More than half of the existing 1,880 intersections that have traffic control signals are semi-actuated. At a semi-actuated intersection, the traffic signal does not automatically alternate between green indications on the main street and the local cross street. Instead, the signals will remain green on the main street until a vehicle or a pedestrian arrives at the cross street. The presence of a vehicle is detected on the cross street by a detector loop embedded in the pavement. The majority of detectors are not set at a sensitivity level to detect the presence of a bicycle. This forces cyclists to either wait for a motor vehicle to arrive in order to actuate the detector, or to dismount and depress the pedestrian push button.
The former Metro Transportation Department initiated a program in 1995 to adjust the sensitivity of the detectors at all semi-actuated intersections to detect bicycles. In the first phase of the implementation the sensitivity was adjusted at approximately 35 intersections that were located on existing bike routes. Three small white dots were also applied to the roadway to inform cyclists where to place their bicycle to be detected by the sensor loop. Since 1995, all new semi-actuated signals have been installed with the sensitivity set to detect bicycles.

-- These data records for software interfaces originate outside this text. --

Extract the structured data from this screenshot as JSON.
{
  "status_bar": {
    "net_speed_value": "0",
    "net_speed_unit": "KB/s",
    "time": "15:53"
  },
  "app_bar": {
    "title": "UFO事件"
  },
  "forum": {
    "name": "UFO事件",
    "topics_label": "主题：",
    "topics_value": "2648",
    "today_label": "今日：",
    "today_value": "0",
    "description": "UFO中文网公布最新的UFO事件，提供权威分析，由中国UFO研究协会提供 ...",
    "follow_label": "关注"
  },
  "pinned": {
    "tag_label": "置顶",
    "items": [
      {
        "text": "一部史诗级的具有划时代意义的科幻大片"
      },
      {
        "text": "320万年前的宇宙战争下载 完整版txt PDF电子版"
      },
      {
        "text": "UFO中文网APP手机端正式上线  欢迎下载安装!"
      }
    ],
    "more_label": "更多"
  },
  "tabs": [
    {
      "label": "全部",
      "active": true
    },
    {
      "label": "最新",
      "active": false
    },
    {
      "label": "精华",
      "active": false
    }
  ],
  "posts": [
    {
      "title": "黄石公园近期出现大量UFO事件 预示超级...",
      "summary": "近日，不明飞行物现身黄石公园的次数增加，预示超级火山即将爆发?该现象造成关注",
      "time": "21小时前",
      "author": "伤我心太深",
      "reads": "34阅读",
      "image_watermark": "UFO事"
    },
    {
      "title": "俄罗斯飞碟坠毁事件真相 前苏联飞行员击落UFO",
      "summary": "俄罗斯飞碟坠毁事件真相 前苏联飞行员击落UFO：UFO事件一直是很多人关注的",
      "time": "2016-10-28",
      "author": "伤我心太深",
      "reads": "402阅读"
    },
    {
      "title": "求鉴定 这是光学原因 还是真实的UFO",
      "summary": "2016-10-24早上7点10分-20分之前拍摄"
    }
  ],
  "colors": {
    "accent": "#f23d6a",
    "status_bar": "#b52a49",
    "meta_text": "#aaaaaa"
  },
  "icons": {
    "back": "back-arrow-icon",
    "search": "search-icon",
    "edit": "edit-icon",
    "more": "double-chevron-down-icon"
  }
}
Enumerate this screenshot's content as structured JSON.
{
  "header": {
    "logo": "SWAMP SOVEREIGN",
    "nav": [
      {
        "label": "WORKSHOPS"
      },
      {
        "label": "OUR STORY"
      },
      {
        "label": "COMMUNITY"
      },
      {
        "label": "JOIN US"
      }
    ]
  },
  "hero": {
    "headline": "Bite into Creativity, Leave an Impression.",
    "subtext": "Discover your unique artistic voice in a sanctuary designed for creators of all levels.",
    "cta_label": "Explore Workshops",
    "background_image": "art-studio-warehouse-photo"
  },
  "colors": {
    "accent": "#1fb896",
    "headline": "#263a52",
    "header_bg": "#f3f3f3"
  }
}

However, feedback from the Toronto Cycling Committee and the cycling public indicates that most cyclists are unaware of the purpose of the three "dots", or even that they must be present within the zone of detection in order to change the signal. Unlike the detection of a motor vehicle, which is a passive system for the driver, the success of a bicycle actuating the signal depends on the cyclist not only knowing that there is a detection system, but also how to use it. Even though the sensitivity of the detectors may be adjusted, the effectiveness of the detectors is limited if the cyclist is not properly located in the "actuation zone".
A detailed review of the effectiveness of the loop detectors for bicycles is required to determine where improvements can be made. This might include the use of more distinct pavement markings or at least an improved promotion of the three "dots". Alternative methods of detection should also be investigated as part of this review. Options which might be considered that have been successfully implemented in other jurisdictions include passive technologies such as video detectors or bicycle push buttons so that cyclists can actuate the signal from their normal cycling position on the roadway.